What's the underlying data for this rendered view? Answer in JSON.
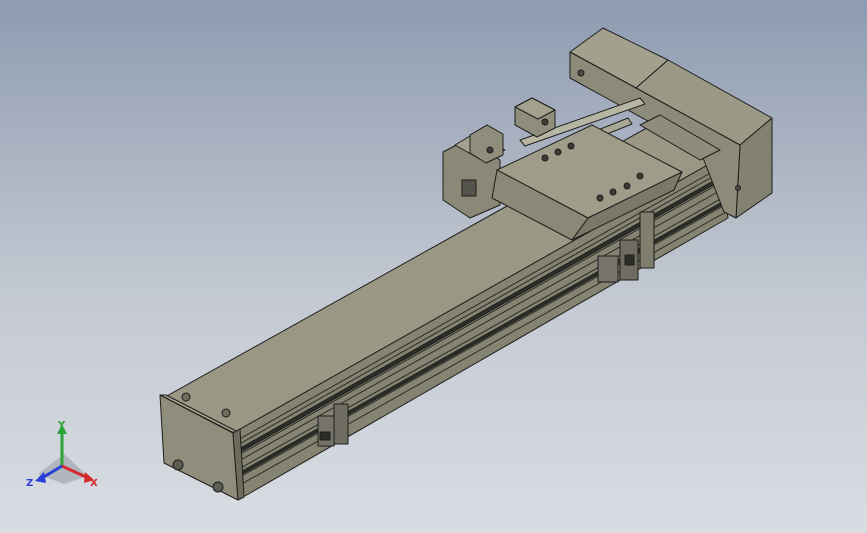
{
  "viewport": {
    "background_top": "#8e9bb0",
    "background_bottom": "#d9dde3"
  },
  "model": {
    "body_color": "#8d8b79",
    "top_color": "#9a9885",
    "dark_color": "#3a3a36",
    "edge_color": "#1e1e1c"
  },
  "triad": {
    "x_label": "X",
    "y_label": "Y",
    "z_label": "Z",
    "x_color": "#d42a2a",
    "y_color": "#2ea33a",
    "z_color": "#2a3fd4"
  }
}
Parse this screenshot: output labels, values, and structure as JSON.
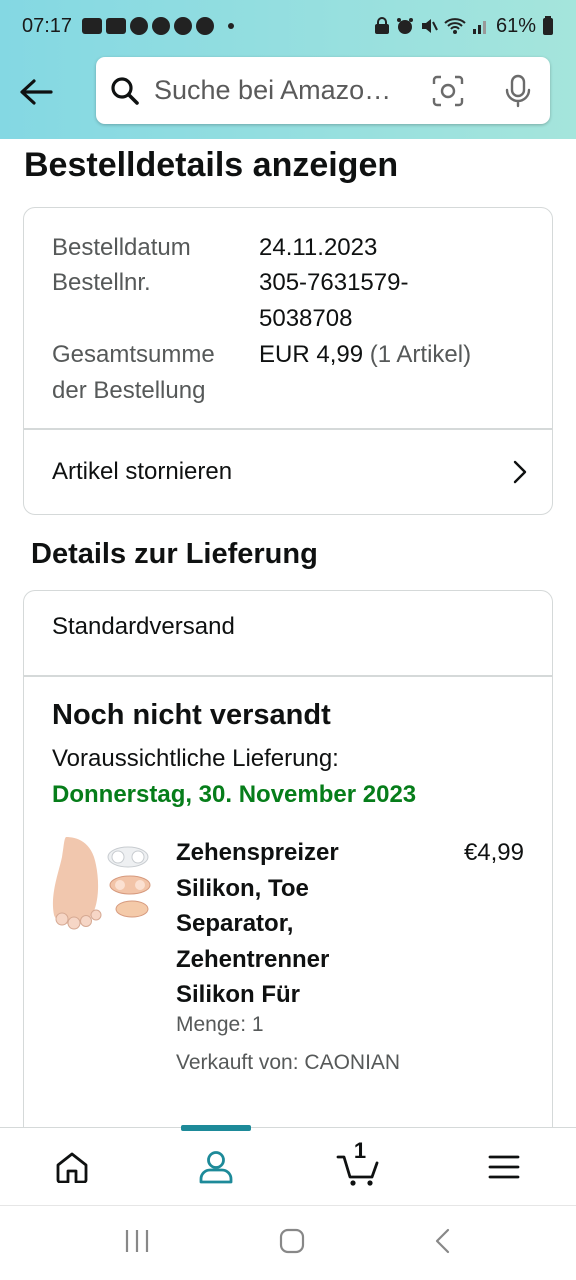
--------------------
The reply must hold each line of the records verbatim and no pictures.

What's the underlying data for this rendered view? Answer in JSON.
{
  "viewport": {
    "background_top": "#8e9bb0",
    "background_bottom": "#d9dde3"
  },
  "model": {
    "body_color": "#8d8b79",
    "top_color": "#9a9885",
    "dark_color": "#3a3a36",
    "edge_color": "#1e1e1c"
  },
  "triad": {
    "x_label": "X",
    "y_label": "Y",
    "z_label": "Z",
    "x_color": "#d42a2a",
    "y_color": "#2ea33a",
    "z_color": "#2a3fd4"
  }
}
Parse this screenshot: output labels, values, and structure as JSON.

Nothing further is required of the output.